Companies planning projects in the targeted conservation region -- roughly 40 million acres across the five states -- can be covered from incidental take -- accidentally harming or killing a bird -- under the endangered species act by enrolling in the association's range-wide plan or another approved plan.
There is an enrollment fee.
Companies also pay a mitigation fee for habitat disturbed, which is the cost of creating or maintaining similar habitat elsewhere in the region.
Those costs vary, depending on the quality of habitat being taken.
In turn, the fees collected through the range-wide plan will go to farmers, ranchers and landowners to help them implement best management practices to preserve habitat in the targeted region, Pitman said.
Jim Sipes' land is in a 10-mile buffer designated as habitat in the range-wide management plan developed by five state wildlife agencies, including KDWPT.
However, he said, he has never seen a prairie chicken on his family's acreage and is concerned about how the plan could affect southwest Kansas.
He gave input to a stakeholder plan, which is being supported by the Kansas Farm Bureau and the Environmental Defense Fund.

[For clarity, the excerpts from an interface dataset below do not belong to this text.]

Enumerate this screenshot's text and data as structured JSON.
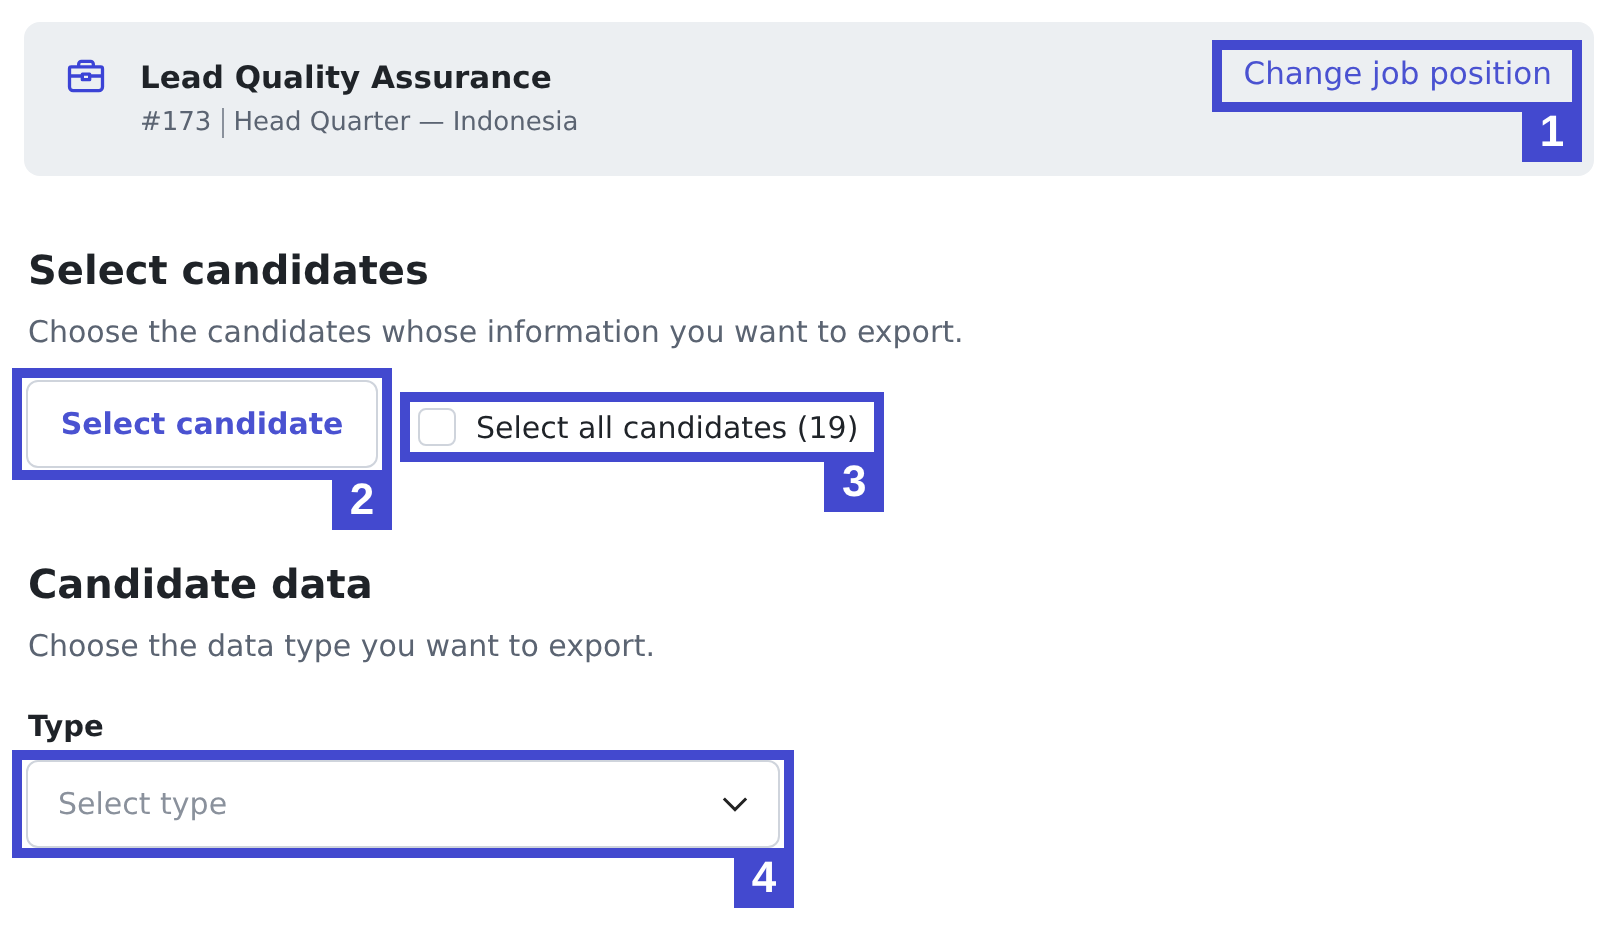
{
  "job": {
    "title": "Lead Quality Assurance",
    "id": "#173",
    "location": "Head Quarter — Indonesia",
    "change_link": {
      "label": "Change job position",
      "callout": "1"
    }
  },
  "select_candidates": {
    "heading": "Select candidates",
    "description": "Choose the candidates whose information you want to export.",
    "button": {
      "label": "Select candidate",
      "callout": "2"
    },
    "select_all": {
      "label": "Select all candidates (19)",
      "checked": false,
      "callout": "3"
    }
  },
  "candidate_data": {
    "heading": "Candidate data",
    "description": "Choose the data type you want to export.",
    "type_field": {
      "label": "Type",
      "placeholder": "Select type",
      "callout": "4"
    }
  }
}
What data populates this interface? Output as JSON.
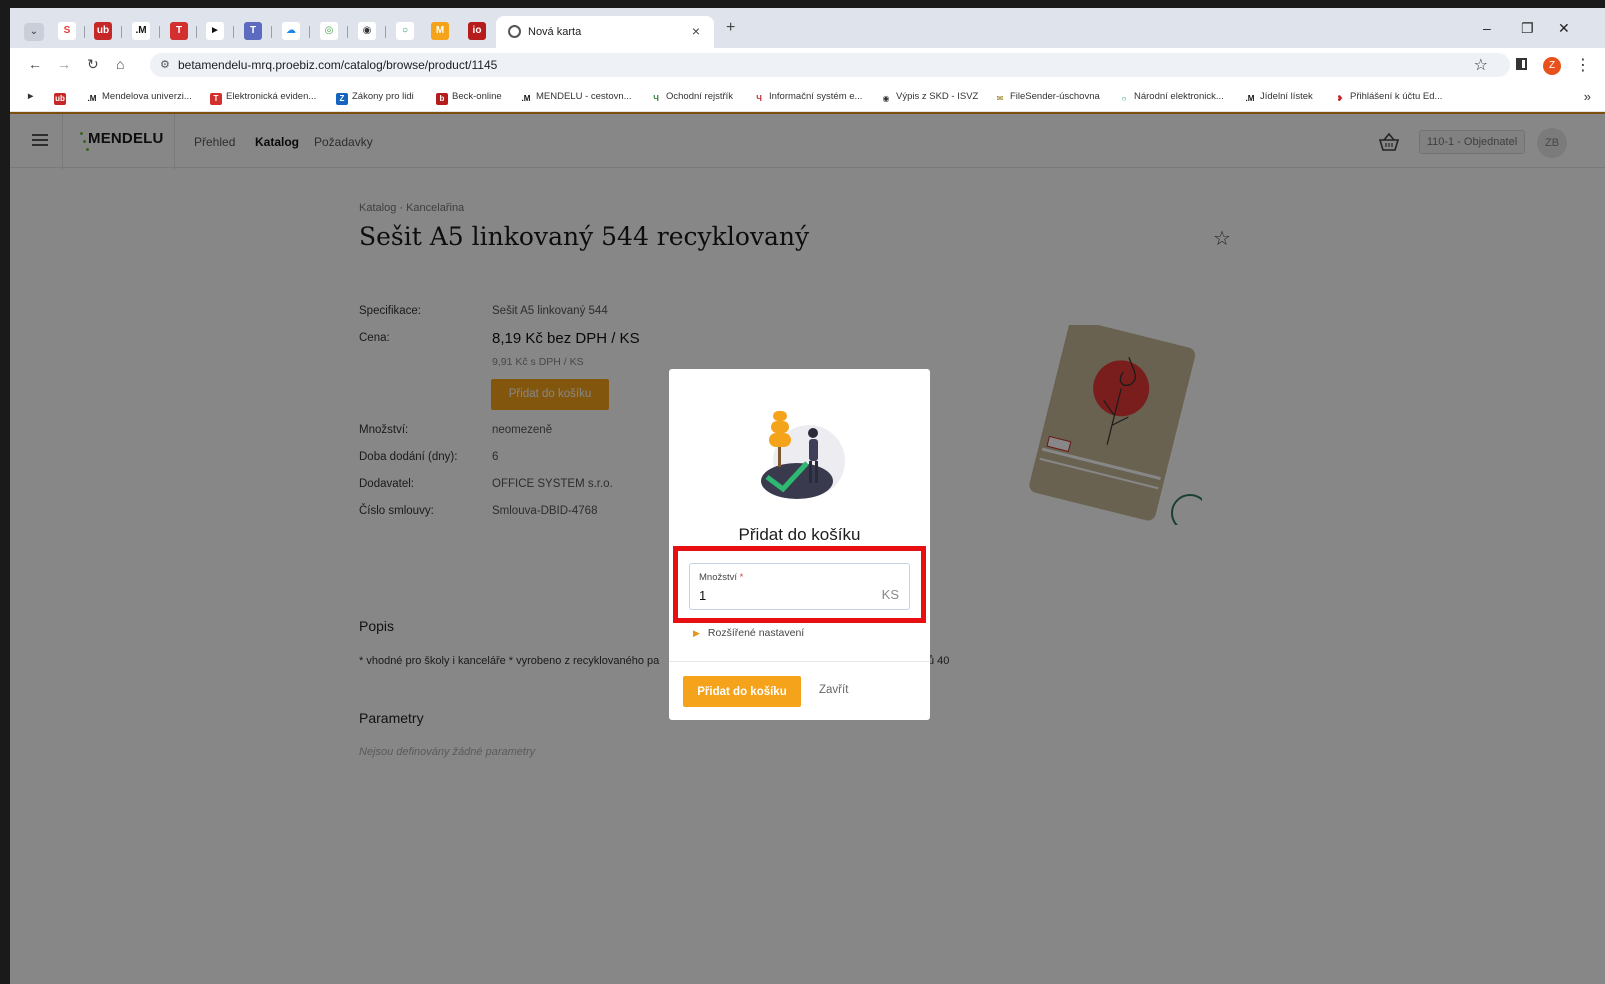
{
  "browser": {
    "tab_title": "Nová karta",
    "url": "betamendelu-mrq.proebiz.com/catalog/browse/product/1145",
    "profile_initial": "Z",
    "bookmarks": [
      {
        "label": "Mendelova univerzi...",
        "icon": "mendelu-icon"
      },
      {
        "label": "Elektronická eviden...",
        "icon": "t-icon"
      },
      {
        "label": "Zákony pro lidi",
        "icon": "z-icon"
      },
      {
        "label": "Beck-online",
        "icon": "b-icon"
      },
      {
        "label": "MENDELU - cestovn...",
        "icon": "mendelu-icon"
      },
      {
        "label": "Ochodní rejstřík",
        "icon": "justice-icon"
      },
      {
        "label": "Informační systém e...",
        "icon": "justice-icon"
      },
      {
        "label": "Výpis z SKD - ISVZ",
        "icon": "globe-icon"
      },
      {
        "label": "FileSender-úschovna",
        "icon": "filesender-icon"
      },
      {
        "label": "Národní elektronick...",
        "icon": "circle-icon"
      },
      {
        "label": "Jídelní lístek",
        "icon": "mendelu-icon"
      },
      {
        "label": "Přihlášení k účtu Ed...",
        "icon": "ed-icon"
      }
    ],
    "colors": {
      "accent": "#f5a31a",
      "highlight": "#e80f12"
    }
  },
  "app": {
    "logo": "MENDELU",
    "nav": [
      "Přehled",
      "Katalog",
      "Požadavky"
    ],
    "role": "110-1 - Objednatel",
    "avatar": "ZB"
  },
  "product": {
    "breadcrumb": "Katalog  ·  Kancelařina",
    "title": "Sešit A5 linkovaný 544 recyklovaný",
    "spec_label": "Specifikace:",
    "spec_value": "Sešit A5 linkovaný 544",
    "price_label": "Cena:",
    "price_main": "8,19 Kč bez DPH / KS",
    "price_vat": "9,91 Kč s DPH / KS",
    "add_button": "Přidat do košíku",
    "qty_label": "Množství:",
    "qty_value": "neomezeně",
    "delivery_label": "Doba dodání (dny):",
    "delivery_value": "6",
    "supplier_label": "Dodavatel:",
    "supplier_value": "OFFICE SYSTEM s.r.o.",
    "contract_label": "Číslo smlouvy:",
    "contract_value": "Smlouva-DBID-4768",
    "description_heading": "Popis",
    "description_start": "* vhodné pro školy i kanceláře * vyrobeno z recyklovaného pa",
    "description_end": "ů 40",
    "parameters_heading": "Parametry",
    "parameters_empty": "Nejsou definovány žádné parametry"
  },
  "modal": {
    "title": "Přidat do košíku",
    "qty_label": "Množství",
    "qty_required": "*",
    "qty_value": "1",
    "qty_unit": "KS",
    "advanced": "Rozšířené nastavení",
    "add_button": "Přidat do košíku",
    "close_button": "Zavřít"
  }
}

The plan, he says, benefits not only wildlife, but farmers, ranchers and the energy industry.
It also isn't as costly, Sipes said.
According to Sipes, the mitigation credit exchange program supported by the stakeholder groups is designed to offset perceived unfavorable development within critical habitat areas with additional more favorable habitat elsewhere. Energy companies would pay landowners to maintain or develop habitat acceptable to the lesser prairie chickens.
The stakeholder plan could be implemented as soon as December, Pitman said.
Meanwhile, there is already some promise for some rebound of the bird by next year. Agencies are counting lesser prairie chicken populations by helicopters this spring and Pitman expects numbers to be similar to last year.
However, he said, late summer rains created better pasture conditions, and he is hoping to see better production this summer and increased populations in spring 2015.
(c)2014 The Hutchinson News